Mulder’s version of Hartwell

The episode is overtly comedic, but were there every any concerns during filming or in the editing room that you were emphasizing the humor too much?
Darin Morgan really paved the way for all of the writers in terms of comedy on The X-Files. He really showed that the structure had a great deal of flexibility to it; before he wrote an episode like “Humbug,” I don’t think any of us truly understood how much humor we could get away with while still having a story that could be taking seriously. Because of Darin’s trailblazing, I went forward into “Bad Blood” with a great deal of courage to just make it as funny as it could be. The caveat is that you can only make The X-Files as funny as possible provided you keep the characters as real as possible. If they’re just being funny to entertain the audience, it’s not legitimate. But if they’re in a situation where there’s a problem they need to solve and humor is derived from them solving that problem, that’s legit. It’s when the characters start vamping for no reason and being funny for funny’s sake that you run into problems.

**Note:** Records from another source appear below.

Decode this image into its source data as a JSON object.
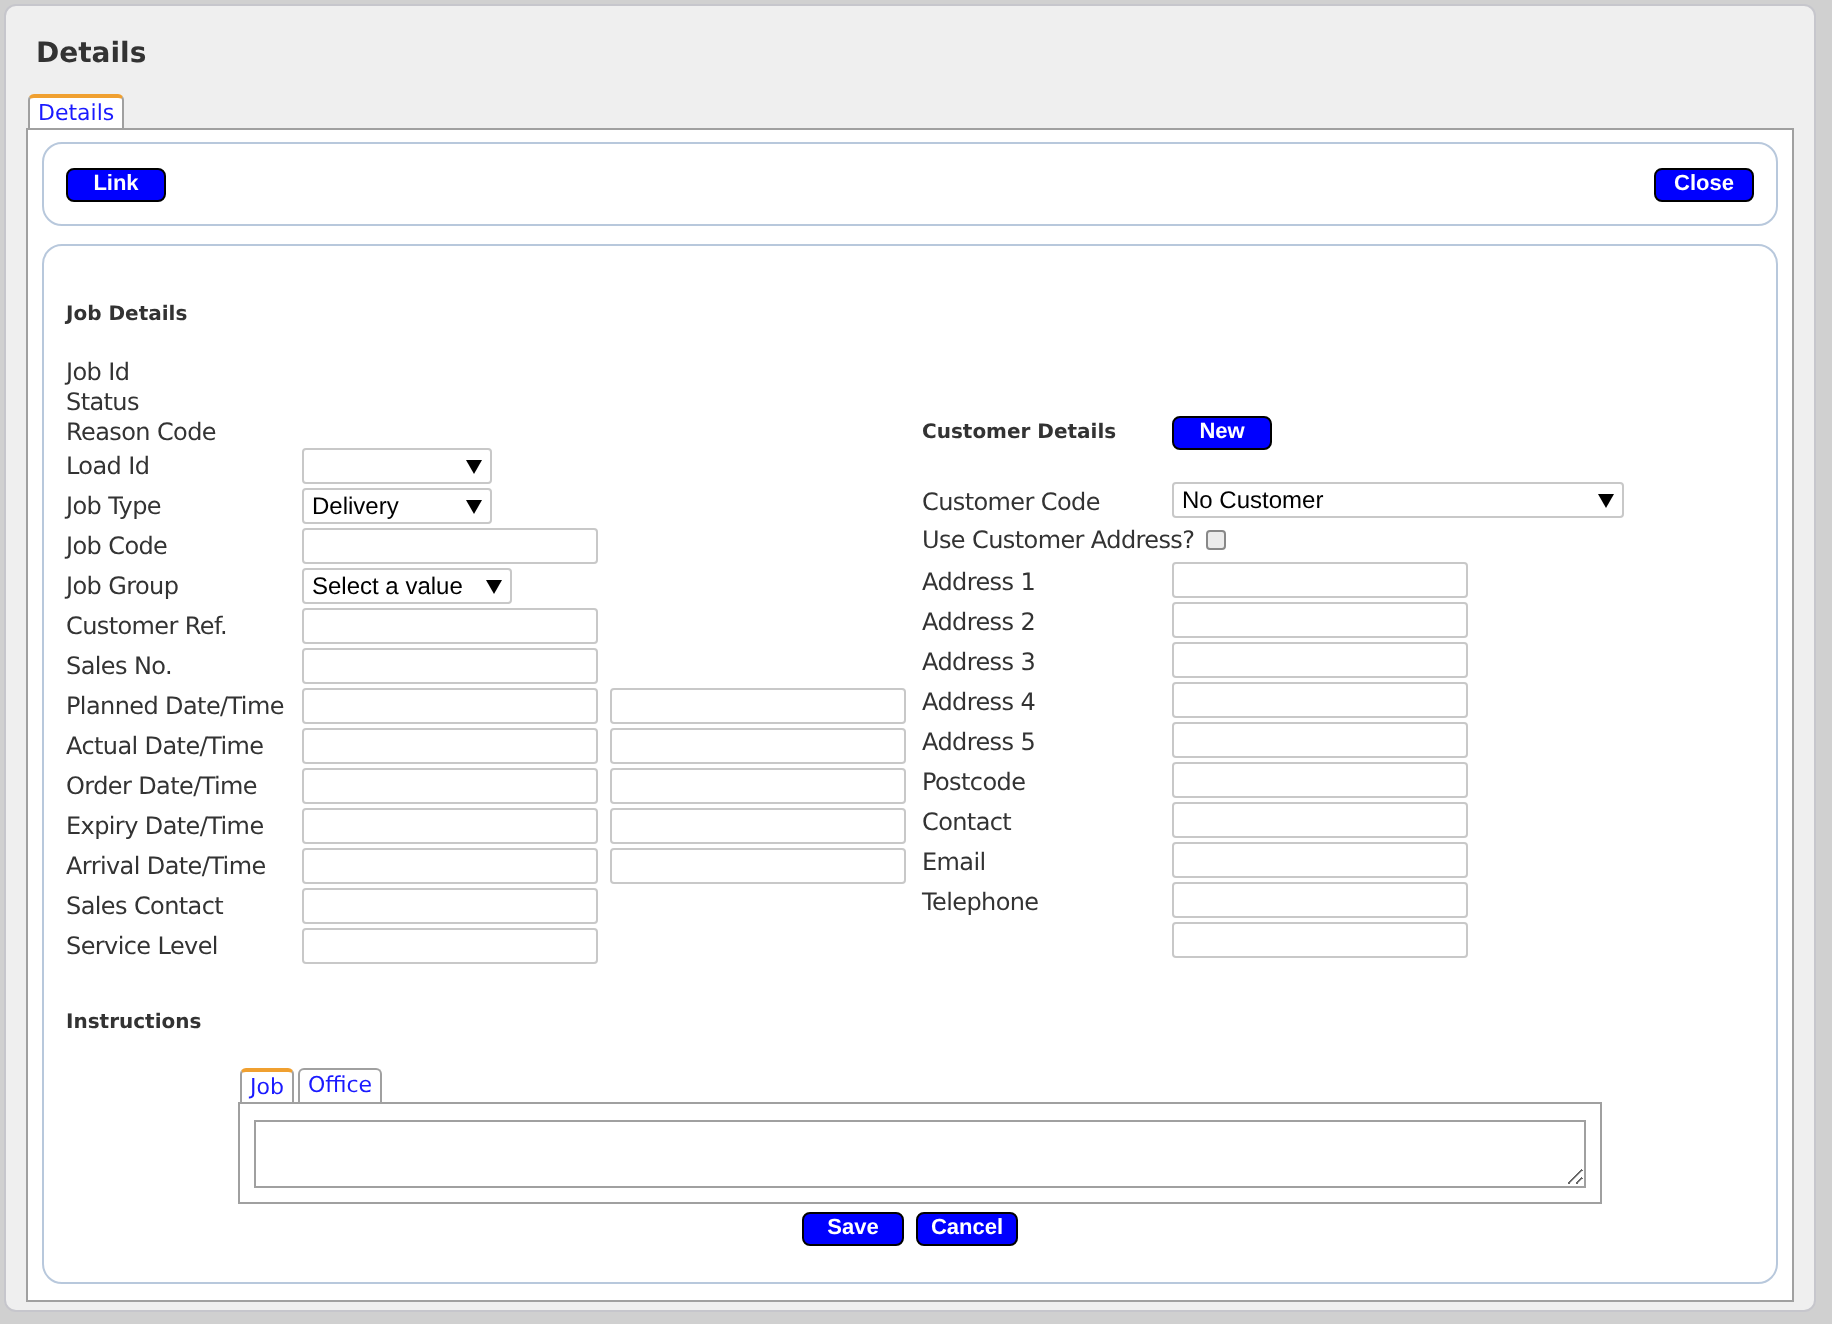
{
  "window": {
    "title": "Details"
  },
  "tabs": [
    {
      "label": "Details",
      "selected": true
    }
  ],
  "toolbar": {
    "buttons": [
      {
        "label": "Link"
      },
      {
        "label": "Close"
      }
    ]
  },
  "job_details": {
    "heading": "Job Details",
    "fields": [
      {
        "label": "Job Id",
        "kind": "label"
      },
      {
        "label": "Status",
        "kind": "label"
      },
      {
        "label": "Reason Code",
        "kind": "label"
      },
      {
        "label": "Load Id",
        "kind": "select"
      },
      {
        "label": "Job Type",
        "kind": "select",
        "value": "Delivery"
      },
      {
        "label": "Job Code",
        "kind": "input"
      },
      {
        "label": "Job Group",
        "kind": "select",
        "value": "Select a value"
      },
      {
        "label": "Customer Ref.",
        "kind": "input"
      },
      {
        "label": "Sales No.",
        "kind": "input"
      },
      {
        "label": "Planned Date/Time",
        "kind": "datetime"
      },
      {
        "label": "Actual Date/Time",
        "kind": "datetime"
      },
      {
        "label": "Order Date/Time",
        "kind": "datetime"
      },
      {
        "label": "Expiry Date/Time",
        "kind": "datetime"
      },
      {
        "label": "Arrival Date/Time",
        "kind": "datetime"
      },
      {
        "label": "Sales Contact",
        "kind": "input"
      },
      {
        "label": "Service Level",
        "kind": "input"
      }
    ]
  },
  "customer_details": {
    "heading": "Customer Details",
    "new_button": "New",
    "fields": [
      {
        "label": "Customer Code",
        "kind": "select",
        "value": "No Customer"
      },
      {
        "label": "Use Customer Address?",
        "kind": "checkbox",
        "checked": false
      },
      {
        "label": "Address 1",
        "kind": "input"
      },
      {
        "label": "Address 2",
        "kind": "input"
      },
      {
        "label": "Address 3",
        "kind": "input"
      },
      {
        "label": "Address 4",
        "kind": "input"
      },
      {
        "label": "Address 5",
        "kind": "input"
      },
      {
        "label": "Postcode",
        "kind": "input"
      },
      {
        "label": "Contact",
        "kind": "input"
      },
      {
        "label": "Email",
        "kind": "input"
      },
      {
        "label": "Telephone",
        "kind": "input"
      },
      {
        "kind": "input"
      }
    ]
  },
  "instructions": {
    "heading": "Instructions",
    "tabs": [
      {
        "label": "Job",
        "selected": true
      },
      {
        "label": "Office",
        "selected": false
      }
    ]
  },
  "footer_buttons": [
    {
      "label": "Save"
    },
    {
      "label": "Cancel"
    }
  ]
}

Did making “Bad Blood” also embolden you to take more risks with structure? You wrote a number of subsequent X-Files episodes, and also several Breaking Bad installments, that broke traditional storytelling forms.
With The X-Files, I was in a network TV situation where we had to do 22 to 26 episodes a year. So you gotta feed the beast, and in an episodic show versus a serialized show, you’ve got other writers and they’re off writing their own episodes while you’re writing yours. So there’s a good-natured gamesmanship that develops where you want your episode to stand out, and we were all looking for a different angle or way into any given episode — a way to differentiate it from the other 201 episodes we were on the course of making by the time the series ended. It’s showmanship — that’s a word that Jimmy McGill uses all the time on Better Call Saul. You want to express a certain amount of showmanship as a television writer, and that’s one of the many things I learned writing for The X-Files.

I have to wrap up by asking about the scene with Mulder stopping the out of control RV. Can we trace the origins of Breaking Bad back to that moment?
I grew up in Virginia and we had RVs, mobile homes, and probably meth labs — although I didn’t know about those at the time. I always think mobile homes are interesting; whenever I drive past someone driving one, I think, “I want to tour the country in one of those!” They’re funny looking, especially the old ones like the Winnebagos with corrugated sides. They look like bread boxes on tiny wheels.

In terms of that scene, there was a guy when I was in elementary school in Farmville who had a fair measure of local acclaim because he had stopped a runaway car that was circling around a convenience store parking lot. It had been left running and slipped into reverse, and as I recall, he dived through the open drivers’ window and stopped the car before it careened out into traffic. I always remembered that story and thought we could do it in “Bad Blood” just with a Winnebago. I remember that it was quite a feat of engineering. The effects department figured out how to replace the steering wheel and gas pedal and brake at the opposite end, so they could drive it forward even thought it was going backward. It was a good trial run for Breaking Bad all those years later! [Laughs]    

“Bad Blood” can be streamed on Netflix, along with the first nine seasons of The X-Files. Season 10 premieres on Jan. 24 at 10 p.m. on Fox. Season 2 of Better Call Saul premieres Feb. 15 at 10 p.m. on AMC.